Go through the data below and copy each line where the word "title" occurs.

» PROVIDED INFORMATION:
============================================================

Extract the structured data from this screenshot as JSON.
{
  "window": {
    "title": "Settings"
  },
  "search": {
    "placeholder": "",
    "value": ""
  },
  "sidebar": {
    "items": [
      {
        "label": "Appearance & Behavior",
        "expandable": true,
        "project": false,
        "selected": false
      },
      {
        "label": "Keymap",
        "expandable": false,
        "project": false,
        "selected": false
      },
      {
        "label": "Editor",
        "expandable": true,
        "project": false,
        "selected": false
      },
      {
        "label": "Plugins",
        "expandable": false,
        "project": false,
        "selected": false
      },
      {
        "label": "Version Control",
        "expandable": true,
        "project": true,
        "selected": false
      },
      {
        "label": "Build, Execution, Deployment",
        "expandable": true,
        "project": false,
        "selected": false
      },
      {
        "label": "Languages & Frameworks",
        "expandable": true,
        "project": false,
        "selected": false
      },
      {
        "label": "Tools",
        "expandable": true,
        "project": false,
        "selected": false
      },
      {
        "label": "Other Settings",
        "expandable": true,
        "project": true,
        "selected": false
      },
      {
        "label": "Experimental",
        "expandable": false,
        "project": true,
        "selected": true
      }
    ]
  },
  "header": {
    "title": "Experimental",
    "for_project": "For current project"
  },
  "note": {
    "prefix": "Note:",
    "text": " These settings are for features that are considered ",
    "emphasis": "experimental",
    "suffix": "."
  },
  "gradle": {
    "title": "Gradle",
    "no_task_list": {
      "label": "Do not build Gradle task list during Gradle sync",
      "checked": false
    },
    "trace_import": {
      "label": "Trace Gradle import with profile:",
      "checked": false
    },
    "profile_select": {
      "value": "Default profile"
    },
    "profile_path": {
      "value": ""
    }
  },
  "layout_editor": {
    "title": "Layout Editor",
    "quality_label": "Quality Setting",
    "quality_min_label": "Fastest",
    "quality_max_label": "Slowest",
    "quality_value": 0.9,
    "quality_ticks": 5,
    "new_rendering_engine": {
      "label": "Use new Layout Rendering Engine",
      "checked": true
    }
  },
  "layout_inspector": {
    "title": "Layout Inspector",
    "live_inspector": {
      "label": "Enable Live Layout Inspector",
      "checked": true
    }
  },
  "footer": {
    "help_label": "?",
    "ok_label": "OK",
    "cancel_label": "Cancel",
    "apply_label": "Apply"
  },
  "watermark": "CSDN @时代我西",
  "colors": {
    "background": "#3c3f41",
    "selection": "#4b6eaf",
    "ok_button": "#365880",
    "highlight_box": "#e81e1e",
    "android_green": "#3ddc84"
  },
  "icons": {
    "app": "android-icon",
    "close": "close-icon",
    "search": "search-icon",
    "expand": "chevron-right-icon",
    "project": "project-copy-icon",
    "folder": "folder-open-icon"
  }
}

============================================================

» YOUR RESPONSE:
    "title": "Settings"
    "title": "Experimental",
    "title": "Gradle",
    "title": "Layout Editor",
    "title": "Layout Inspector",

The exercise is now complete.